Start of INPUT MATERIAL
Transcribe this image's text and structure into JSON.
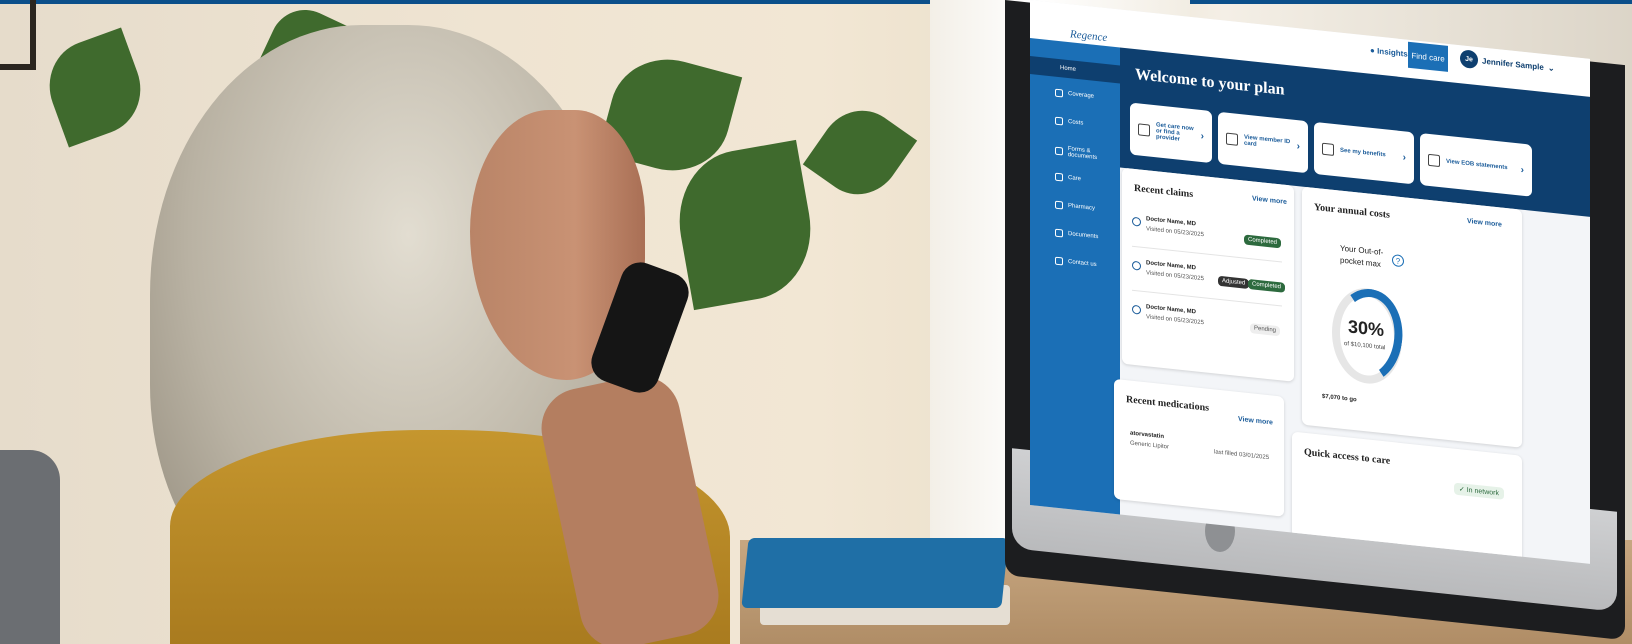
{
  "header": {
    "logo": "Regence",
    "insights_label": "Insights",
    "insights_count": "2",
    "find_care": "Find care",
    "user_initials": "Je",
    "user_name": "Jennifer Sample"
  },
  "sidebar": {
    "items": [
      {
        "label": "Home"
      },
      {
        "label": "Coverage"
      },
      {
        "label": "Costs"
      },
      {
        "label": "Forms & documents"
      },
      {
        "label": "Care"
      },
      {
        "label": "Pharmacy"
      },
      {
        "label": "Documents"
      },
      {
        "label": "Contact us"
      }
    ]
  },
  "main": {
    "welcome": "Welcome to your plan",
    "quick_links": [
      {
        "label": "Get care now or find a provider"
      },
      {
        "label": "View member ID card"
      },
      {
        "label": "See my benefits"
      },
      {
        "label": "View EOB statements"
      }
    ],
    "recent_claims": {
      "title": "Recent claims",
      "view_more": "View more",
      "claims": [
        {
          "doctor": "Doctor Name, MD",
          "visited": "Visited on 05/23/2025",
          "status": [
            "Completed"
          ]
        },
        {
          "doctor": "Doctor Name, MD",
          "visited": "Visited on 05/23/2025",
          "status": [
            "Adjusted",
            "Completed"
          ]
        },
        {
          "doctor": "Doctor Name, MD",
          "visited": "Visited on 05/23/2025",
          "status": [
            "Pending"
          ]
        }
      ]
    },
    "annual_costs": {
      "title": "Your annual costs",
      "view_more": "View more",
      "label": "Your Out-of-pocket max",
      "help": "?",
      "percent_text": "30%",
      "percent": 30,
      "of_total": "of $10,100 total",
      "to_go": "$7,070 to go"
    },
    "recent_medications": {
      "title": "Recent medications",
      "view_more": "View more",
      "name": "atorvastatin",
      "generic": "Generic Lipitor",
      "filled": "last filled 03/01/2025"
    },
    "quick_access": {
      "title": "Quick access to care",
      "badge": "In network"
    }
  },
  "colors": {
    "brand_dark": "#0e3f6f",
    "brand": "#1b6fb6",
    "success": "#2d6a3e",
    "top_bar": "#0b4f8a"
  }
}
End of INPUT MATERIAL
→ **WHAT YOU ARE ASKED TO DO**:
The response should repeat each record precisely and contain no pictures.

→ **ANSWER SPACE**:
Transcribe this image's text and structure into JSON.
{
  "header": {
    "logo": "Regence",
    "insights_label": "Insights",
    "insights_count": "2",
    "find_care": "Find care",
    "user_initials": "Je",
    "user_name": "Jennifer Sample"
  },
  "sidebar": {
    "items": [
      {
        "label": "Home"
      },
      {
        "label": "Coverage"
      },
      {
        "label": "Costs"
      },
      {
        "label": "Forms & documents"
      },
      {
        "label": "Care"
      },
      {
        "label": "Pharmacy"
      },
      {
        "label": "Documents"
      },
      {
        "label": "Contact us"
      }
    ]
  },
  "main": {
    "welcome": "Welcome to your plan",
    "quick_links": [
      {
        "label": "Get care now or find a provider"
      },
      {
        "label": "View member ID card"
      },
      {
        "label": "See my benefits"
      },
      {
        "label": "View EOB statements"
      }
    ],
    "recent_claims": {
      "title": "Recent claims",
      "view_more": "View more",
      "claims": [
        {
          "doctor": "Doctor Name, MD",
          "visited": "Visited on 05/23/2025",
          "status": [
            "Completed"
          ]
        },
        {
          "doctor": "Doctor Name, MD",
          "visited": "Visited on 05/23/2025",
          "status": [
            "Adjusted",
            "Completed"
          ]
        },
        {
          "doctor": "Doctor Name, MD",
          "visited": "Visited on 05/23/2025",
          "status": [
            "Pending"
          ]
        }
      ]
    },
    "annual_costs": {
      "title": "Your annual costs",
      "view_more": "View more",
      "label": "Your Out-of-pocket max",
      "help": "?",
      "percent_text": "30%",
      "percent": 30,
      "of_total": "of $10,100 total",
      "to_go": "$7,070 to go"
    },
    "recent_medications": {
      "title": "Recent medications",
      "view_more": "View more",
      "name": "atorvastatin",
      "generic": "Generic Lipitor",
      "filled": "last filled 03/01/2025"
    },
    "quick_access": {
      "title": "Quick access to care",
      "badge": "In network"
    }
  },
  "colors": {
    "brand_dark": "#0e3f6f",
    "brand": "#1b6fb6",
    "success": "#2d6a3e",
    "top_bar": "#0b4f8a"
  }
}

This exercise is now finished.